In a km race, if A gives B a 40 m start, A wins by 19 seconds, but if A gives B 30 seconds start, B wins by 40 m. Find the time that each takes to run a km?

- Dec 20th 2012, 07:26 AMhollywoodRe: Race and time problem.
This is just algebra, isn't it? Let $\displaystyle t_A$ be A's time for a kilometer and $\displaystyle t_B$ be B's time for a kilometer. Then the first condition is:

$\displaystyle t_A = 0.96t_B - 19$

The second condition is:

$\displaystyle 0.96t_A = t_B-30$

So the solution is $\displaystyle t_B=150$, $\displaystyle t_A=125$, i.e. A takes 125 seconds to run a kilometer and B takes 150 seconds to run a kilometer.

- Hollywood - Jan 23rd 2013, 03:51 PMhisajeshRe: Race and time problem.
Sorry for the late response. can you explain in details how do you get to those equations.

- Jan 23rd 2013, 07:00 PMhollywoodRe: Race and time problem.
It's pretty much just translating the words to equations. It's actually not easy - you have to think about what's happening in these races:

"if A gives B a 40 m start, A wins by 19 seconds"

so A runs 1km in 19 seconds less time than B runs 0.96km

$\displaystyle t_A = 0.96t_B - 19$

"if A gives B 30 seconds start, B wins by 40 m"

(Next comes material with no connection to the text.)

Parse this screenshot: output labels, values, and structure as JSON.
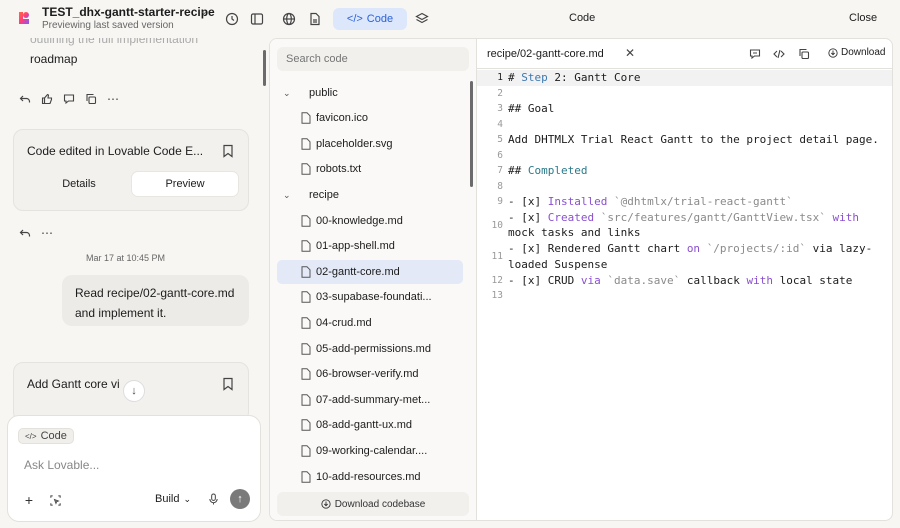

so A runs 0.96km in 30 seconds less time than B runs 1km

$\displaystyle 0.96t_A = t_B-30$

- Hollywood